[Start of Attachment]

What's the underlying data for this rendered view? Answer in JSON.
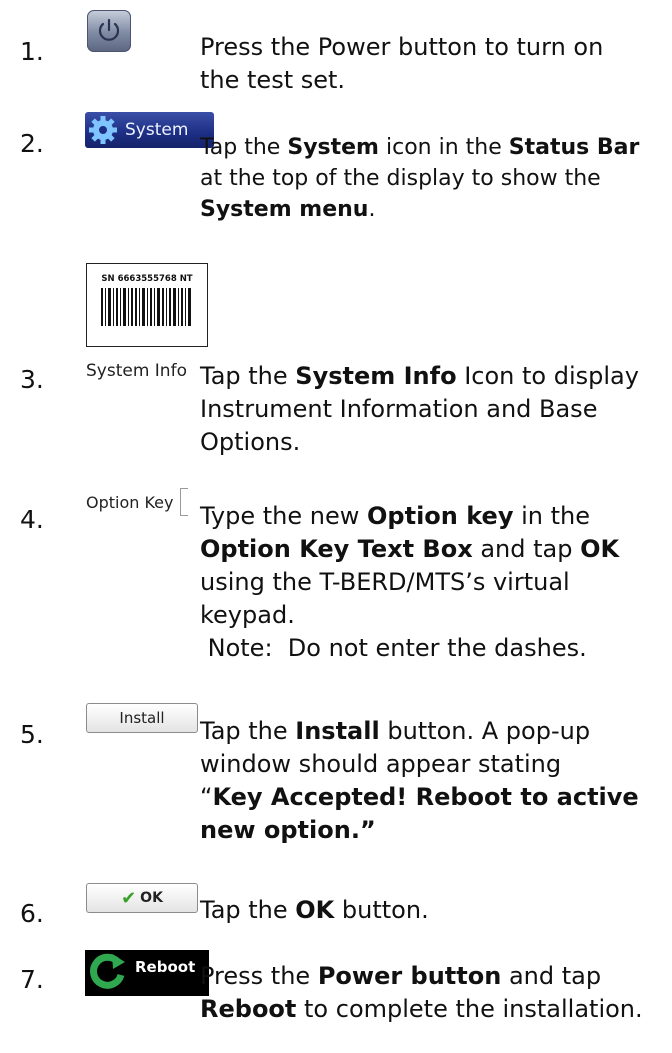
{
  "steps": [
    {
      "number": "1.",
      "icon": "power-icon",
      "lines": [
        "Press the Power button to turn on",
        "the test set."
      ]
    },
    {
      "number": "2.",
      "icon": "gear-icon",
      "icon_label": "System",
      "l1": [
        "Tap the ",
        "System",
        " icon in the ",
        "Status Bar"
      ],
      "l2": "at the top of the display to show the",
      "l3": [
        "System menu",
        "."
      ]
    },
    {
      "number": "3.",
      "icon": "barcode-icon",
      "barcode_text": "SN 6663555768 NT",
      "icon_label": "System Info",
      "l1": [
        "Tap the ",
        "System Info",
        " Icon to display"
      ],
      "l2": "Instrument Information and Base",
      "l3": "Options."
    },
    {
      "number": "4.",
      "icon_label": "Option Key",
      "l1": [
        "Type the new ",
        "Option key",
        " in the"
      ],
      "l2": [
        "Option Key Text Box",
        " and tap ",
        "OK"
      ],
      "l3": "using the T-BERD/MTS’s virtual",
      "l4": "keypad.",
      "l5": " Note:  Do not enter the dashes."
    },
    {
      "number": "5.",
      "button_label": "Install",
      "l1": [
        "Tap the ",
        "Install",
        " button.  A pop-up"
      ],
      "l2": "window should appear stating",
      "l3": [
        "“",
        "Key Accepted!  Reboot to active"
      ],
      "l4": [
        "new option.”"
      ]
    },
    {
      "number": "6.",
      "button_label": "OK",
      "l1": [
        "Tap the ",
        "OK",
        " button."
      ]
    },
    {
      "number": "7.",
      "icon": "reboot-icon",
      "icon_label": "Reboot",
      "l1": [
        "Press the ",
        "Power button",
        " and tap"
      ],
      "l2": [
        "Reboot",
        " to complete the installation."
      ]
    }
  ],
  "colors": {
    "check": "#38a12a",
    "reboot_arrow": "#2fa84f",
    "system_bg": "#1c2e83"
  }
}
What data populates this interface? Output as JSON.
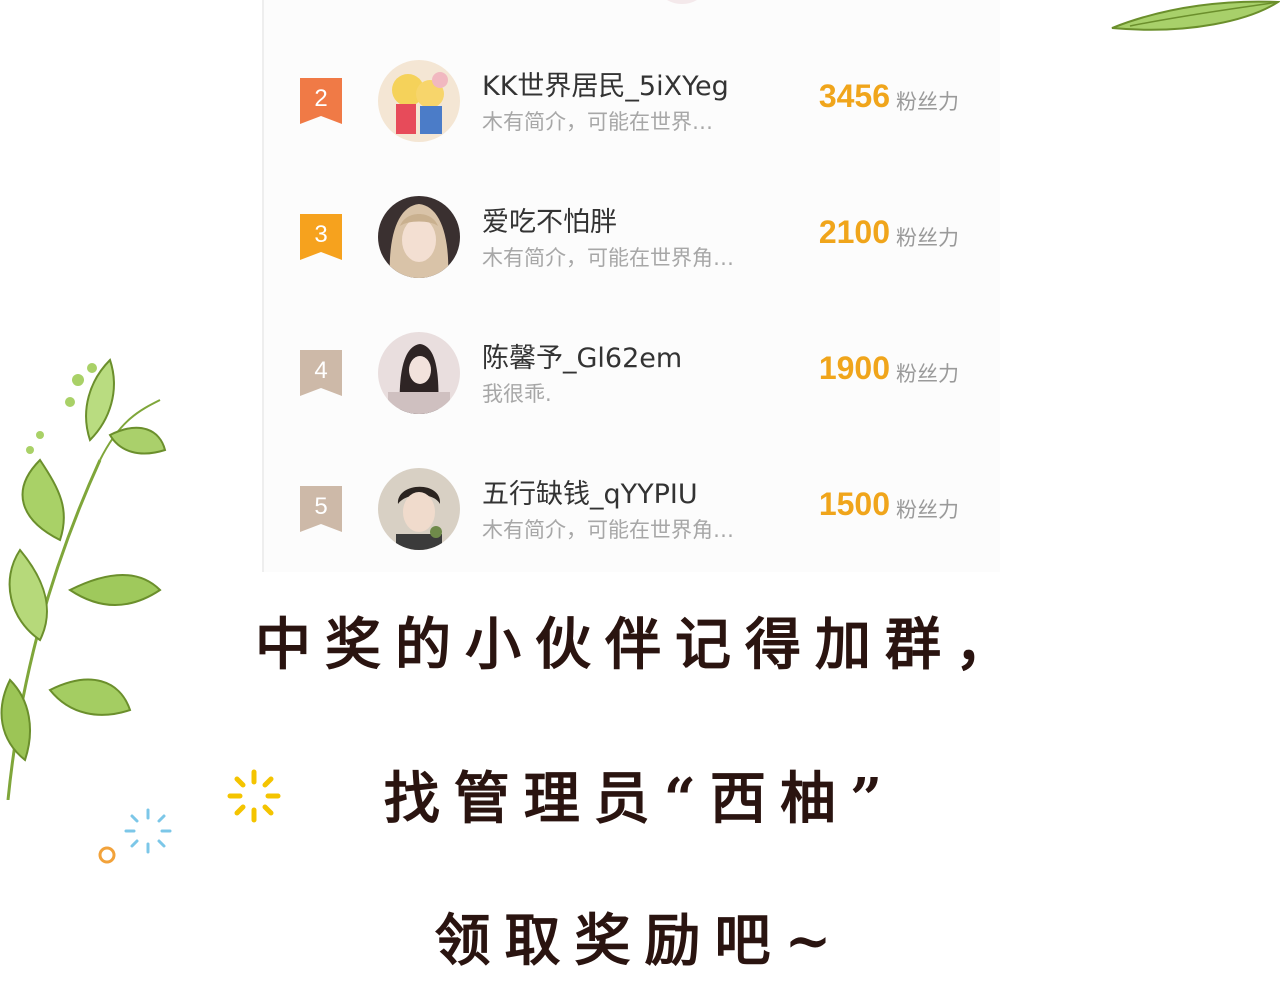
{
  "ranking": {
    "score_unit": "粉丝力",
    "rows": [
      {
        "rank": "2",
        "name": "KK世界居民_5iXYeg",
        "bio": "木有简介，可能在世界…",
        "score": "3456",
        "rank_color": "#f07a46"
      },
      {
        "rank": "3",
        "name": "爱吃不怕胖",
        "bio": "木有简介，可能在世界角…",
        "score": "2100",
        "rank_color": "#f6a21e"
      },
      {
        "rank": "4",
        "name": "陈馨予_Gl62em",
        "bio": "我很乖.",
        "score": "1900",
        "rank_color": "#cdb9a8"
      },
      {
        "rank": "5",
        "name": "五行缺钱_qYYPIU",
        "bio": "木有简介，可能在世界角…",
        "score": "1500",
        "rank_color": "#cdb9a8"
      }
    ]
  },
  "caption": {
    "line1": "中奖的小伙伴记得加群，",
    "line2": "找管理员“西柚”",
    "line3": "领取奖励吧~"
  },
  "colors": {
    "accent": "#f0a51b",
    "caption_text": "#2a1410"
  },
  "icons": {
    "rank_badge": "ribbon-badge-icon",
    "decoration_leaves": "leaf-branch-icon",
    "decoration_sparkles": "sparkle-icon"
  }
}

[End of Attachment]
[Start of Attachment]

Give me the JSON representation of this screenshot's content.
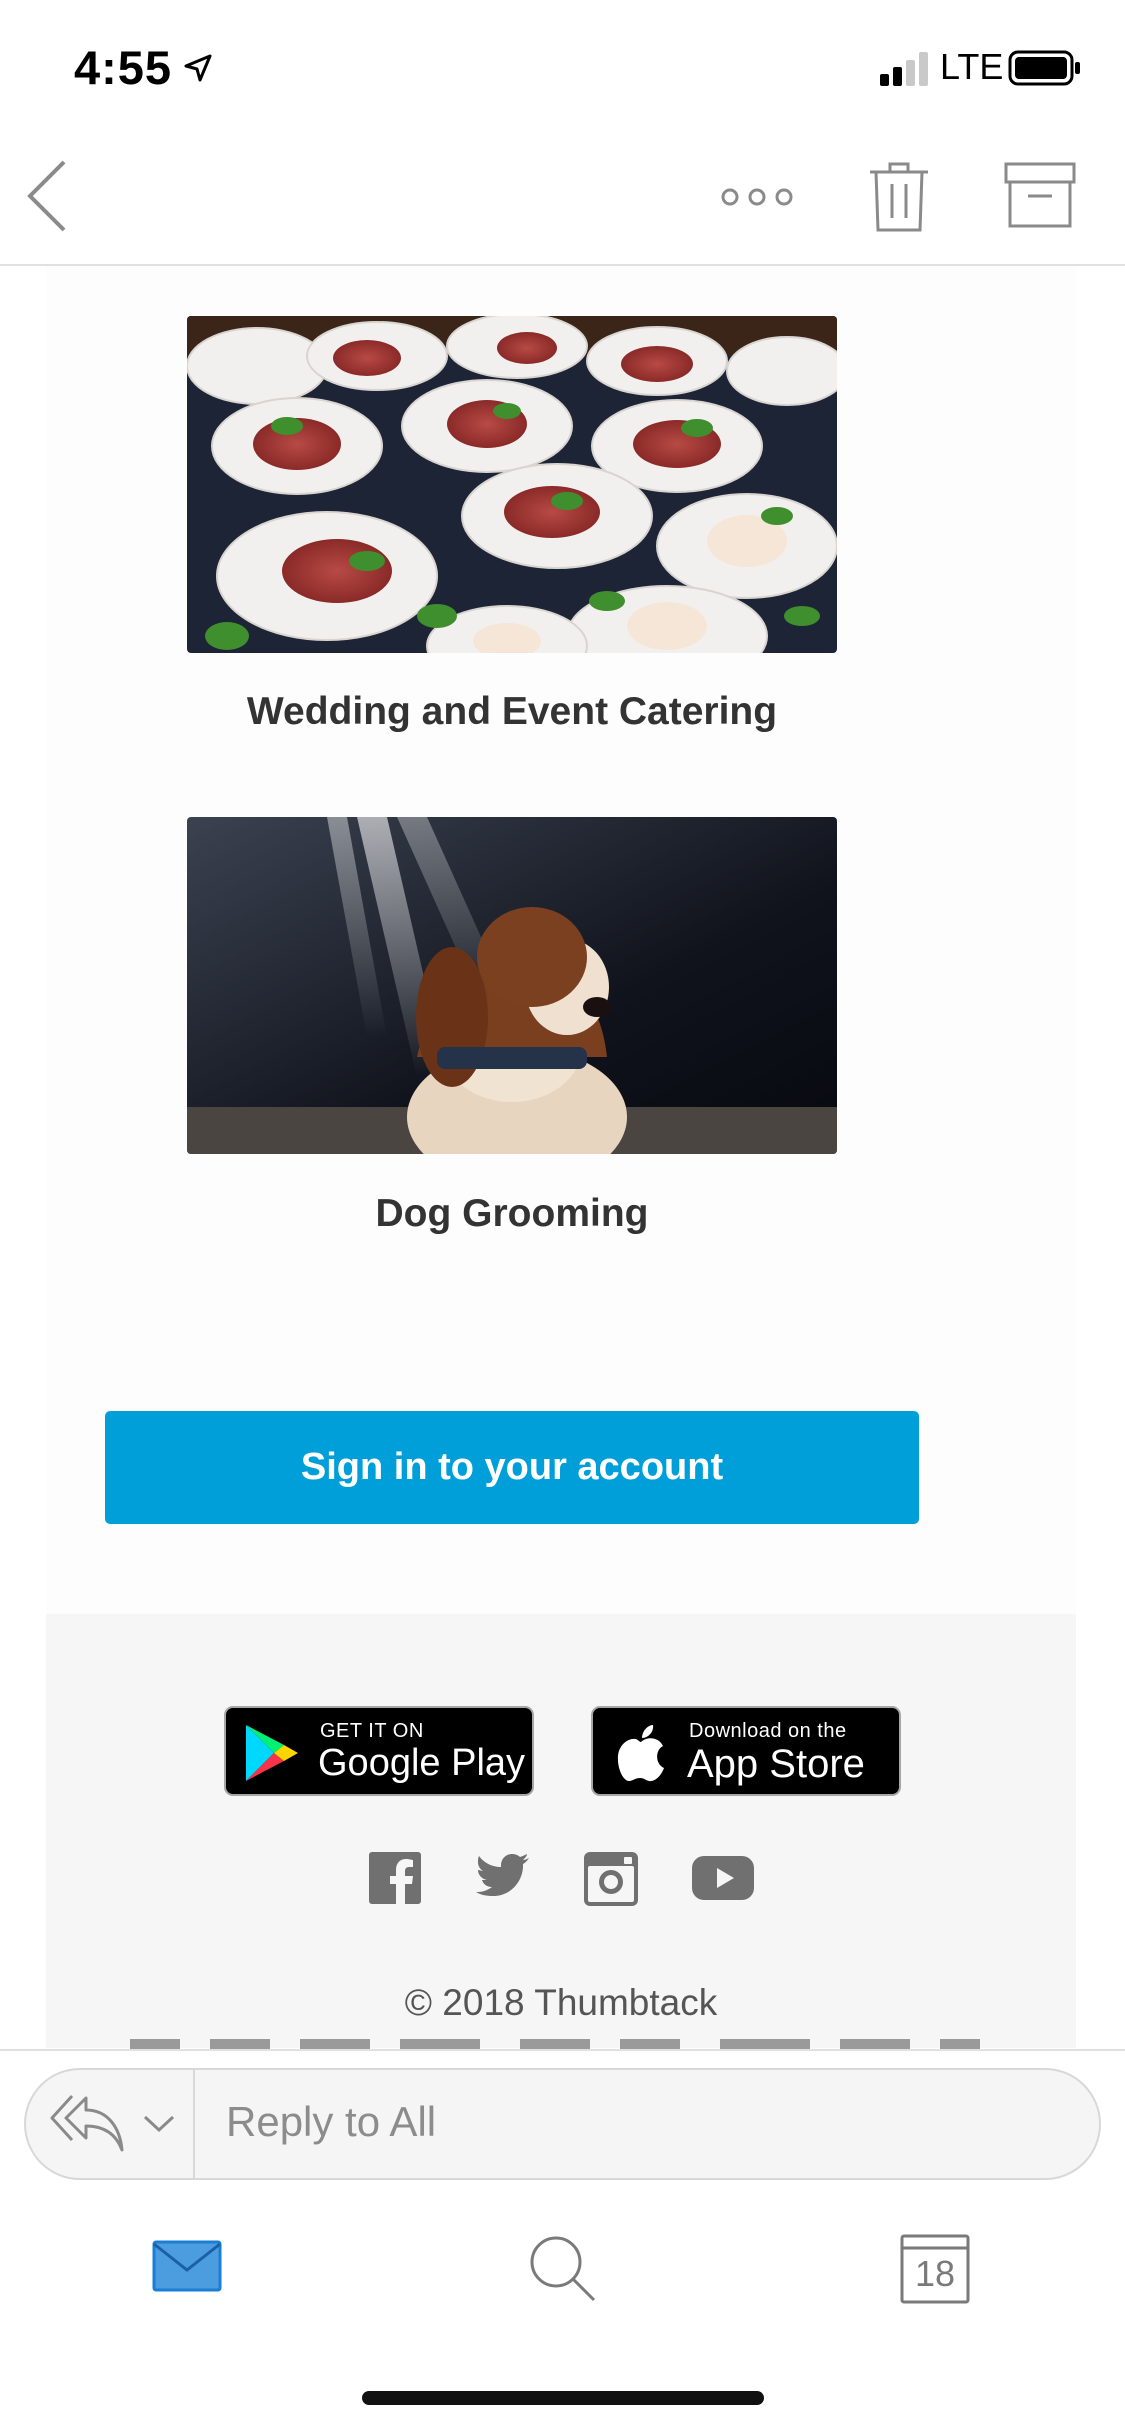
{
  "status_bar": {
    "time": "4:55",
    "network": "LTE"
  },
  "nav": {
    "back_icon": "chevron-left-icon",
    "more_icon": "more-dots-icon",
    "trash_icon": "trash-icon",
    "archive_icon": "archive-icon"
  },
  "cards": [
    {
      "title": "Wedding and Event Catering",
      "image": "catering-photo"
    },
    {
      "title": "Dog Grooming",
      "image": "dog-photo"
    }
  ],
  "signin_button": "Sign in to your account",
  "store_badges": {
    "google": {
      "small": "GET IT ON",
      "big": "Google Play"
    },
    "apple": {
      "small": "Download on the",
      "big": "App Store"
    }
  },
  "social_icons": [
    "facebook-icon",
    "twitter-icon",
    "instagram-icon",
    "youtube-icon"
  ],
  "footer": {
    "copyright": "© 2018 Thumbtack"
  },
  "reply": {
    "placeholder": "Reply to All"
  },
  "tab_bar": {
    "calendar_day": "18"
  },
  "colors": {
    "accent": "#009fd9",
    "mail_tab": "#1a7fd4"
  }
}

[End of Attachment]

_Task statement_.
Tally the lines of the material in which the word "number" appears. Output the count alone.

_Your response_.
7